Instructions to follow
Your answer should hold every line of the records below that contains the string "text".

Input for this task
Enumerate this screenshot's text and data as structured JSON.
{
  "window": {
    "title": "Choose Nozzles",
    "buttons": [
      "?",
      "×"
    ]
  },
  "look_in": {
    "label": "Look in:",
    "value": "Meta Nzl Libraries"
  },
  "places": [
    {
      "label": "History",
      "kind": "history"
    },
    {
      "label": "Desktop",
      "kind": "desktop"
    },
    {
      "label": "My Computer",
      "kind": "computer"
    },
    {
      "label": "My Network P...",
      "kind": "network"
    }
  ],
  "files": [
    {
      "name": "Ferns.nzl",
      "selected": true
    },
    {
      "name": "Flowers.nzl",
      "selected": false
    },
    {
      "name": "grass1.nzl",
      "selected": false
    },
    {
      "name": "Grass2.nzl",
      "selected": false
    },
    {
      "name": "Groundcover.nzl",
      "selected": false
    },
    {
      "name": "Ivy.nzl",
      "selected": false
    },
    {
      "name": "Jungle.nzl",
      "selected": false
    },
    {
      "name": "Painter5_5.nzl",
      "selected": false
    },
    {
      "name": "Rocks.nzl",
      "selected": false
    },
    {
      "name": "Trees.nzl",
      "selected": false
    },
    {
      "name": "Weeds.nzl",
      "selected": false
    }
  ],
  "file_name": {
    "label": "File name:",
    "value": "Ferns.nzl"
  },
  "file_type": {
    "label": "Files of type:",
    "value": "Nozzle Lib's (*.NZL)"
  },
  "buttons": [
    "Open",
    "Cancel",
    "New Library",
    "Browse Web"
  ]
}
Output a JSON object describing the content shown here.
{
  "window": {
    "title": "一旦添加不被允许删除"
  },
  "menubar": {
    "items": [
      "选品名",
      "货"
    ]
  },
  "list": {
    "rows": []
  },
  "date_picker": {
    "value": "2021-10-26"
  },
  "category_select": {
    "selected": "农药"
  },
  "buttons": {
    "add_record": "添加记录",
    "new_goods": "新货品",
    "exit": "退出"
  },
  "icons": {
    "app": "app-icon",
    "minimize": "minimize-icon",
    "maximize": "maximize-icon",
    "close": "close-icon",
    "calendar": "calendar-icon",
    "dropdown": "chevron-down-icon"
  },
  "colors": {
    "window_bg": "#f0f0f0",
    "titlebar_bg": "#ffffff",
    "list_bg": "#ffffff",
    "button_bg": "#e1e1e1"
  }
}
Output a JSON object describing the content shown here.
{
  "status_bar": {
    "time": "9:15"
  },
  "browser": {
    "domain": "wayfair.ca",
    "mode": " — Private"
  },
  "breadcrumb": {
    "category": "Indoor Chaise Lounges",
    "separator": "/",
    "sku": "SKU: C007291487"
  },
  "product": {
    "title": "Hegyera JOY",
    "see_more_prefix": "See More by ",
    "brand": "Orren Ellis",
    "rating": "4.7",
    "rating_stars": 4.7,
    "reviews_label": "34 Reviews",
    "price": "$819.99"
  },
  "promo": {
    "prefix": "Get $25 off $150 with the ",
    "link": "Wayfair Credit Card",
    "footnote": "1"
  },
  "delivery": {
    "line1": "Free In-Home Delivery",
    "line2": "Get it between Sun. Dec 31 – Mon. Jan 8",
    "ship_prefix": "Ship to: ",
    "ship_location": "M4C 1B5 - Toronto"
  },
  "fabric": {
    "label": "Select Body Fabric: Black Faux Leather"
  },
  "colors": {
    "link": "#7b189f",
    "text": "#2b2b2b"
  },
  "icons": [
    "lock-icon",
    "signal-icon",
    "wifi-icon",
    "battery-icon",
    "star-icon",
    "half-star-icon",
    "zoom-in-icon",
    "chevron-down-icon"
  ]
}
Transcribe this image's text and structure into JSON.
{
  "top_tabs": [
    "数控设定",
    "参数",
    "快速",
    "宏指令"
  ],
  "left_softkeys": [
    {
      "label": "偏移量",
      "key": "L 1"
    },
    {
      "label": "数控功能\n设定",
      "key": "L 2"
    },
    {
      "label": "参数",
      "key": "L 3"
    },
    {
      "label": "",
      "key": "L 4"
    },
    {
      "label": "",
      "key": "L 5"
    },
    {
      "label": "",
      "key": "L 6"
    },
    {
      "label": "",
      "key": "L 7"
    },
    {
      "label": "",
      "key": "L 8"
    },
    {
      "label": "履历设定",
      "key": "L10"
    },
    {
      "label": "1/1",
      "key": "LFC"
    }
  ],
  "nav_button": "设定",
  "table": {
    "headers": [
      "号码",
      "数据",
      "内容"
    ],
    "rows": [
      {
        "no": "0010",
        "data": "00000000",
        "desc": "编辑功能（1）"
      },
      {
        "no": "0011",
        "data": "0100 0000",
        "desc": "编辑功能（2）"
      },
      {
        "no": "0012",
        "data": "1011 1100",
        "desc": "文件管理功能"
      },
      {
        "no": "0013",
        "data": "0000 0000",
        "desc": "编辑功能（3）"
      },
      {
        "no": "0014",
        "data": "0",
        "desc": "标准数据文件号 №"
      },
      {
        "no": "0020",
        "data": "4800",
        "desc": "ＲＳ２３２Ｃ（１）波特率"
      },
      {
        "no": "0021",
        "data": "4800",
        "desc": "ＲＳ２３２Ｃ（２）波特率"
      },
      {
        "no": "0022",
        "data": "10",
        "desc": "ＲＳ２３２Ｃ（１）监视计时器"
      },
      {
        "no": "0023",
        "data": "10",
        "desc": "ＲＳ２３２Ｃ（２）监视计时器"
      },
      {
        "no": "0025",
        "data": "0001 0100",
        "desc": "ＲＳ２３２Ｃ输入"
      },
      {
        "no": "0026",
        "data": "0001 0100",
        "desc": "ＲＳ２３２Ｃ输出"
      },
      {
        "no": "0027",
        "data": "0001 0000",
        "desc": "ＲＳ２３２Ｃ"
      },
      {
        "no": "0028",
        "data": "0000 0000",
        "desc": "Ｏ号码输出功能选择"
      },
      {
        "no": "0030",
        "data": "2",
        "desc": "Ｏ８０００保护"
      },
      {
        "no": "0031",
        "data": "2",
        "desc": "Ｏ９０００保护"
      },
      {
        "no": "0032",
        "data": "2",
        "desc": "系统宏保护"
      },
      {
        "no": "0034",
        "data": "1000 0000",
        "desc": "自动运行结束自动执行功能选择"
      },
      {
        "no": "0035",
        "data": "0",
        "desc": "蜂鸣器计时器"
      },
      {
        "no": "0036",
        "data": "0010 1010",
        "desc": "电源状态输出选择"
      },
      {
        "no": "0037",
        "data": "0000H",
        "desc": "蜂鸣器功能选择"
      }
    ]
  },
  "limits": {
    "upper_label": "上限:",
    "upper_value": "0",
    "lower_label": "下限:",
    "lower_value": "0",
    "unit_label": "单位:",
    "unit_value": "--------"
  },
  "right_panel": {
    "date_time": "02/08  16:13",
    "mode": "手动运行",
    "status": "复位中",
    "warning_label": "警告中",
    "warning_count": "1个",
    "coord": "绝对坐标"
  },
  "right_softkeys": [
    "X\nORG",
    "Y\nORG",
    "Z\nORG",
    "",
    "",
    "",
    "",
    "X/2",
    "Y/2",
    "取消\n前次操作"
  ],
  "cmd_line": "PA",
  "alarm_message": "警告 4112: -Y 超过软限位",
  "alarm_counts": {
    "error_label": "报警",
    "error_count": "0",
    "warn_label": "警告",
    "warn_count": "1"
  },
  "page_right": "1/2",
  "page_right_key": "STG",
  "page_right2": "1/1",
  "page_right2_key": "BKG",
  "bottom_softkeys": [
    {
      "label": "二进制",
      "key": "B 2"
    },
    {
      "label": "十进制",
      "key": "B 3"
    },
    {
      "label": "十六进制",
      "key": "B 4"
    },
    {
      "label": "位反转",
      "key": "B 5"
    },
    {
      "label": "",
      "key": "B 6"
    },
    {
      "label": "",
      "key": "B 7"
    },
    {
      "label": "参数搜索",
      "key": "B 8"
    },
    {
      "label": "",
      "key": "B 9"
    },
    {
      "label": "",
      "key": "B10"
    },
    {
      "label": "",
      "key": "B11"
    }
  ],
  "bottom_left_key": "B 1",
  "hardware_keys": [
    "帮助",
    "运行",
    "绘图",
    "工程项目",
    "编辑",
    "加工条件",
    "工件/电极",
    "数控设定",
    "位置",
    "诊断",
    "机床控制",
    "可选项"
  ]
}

Task answer
Enumerate this screenshot's text and data as structured JSON.
    "text": "#2b2b2b"
Transcribe this image's text and structure into JSON.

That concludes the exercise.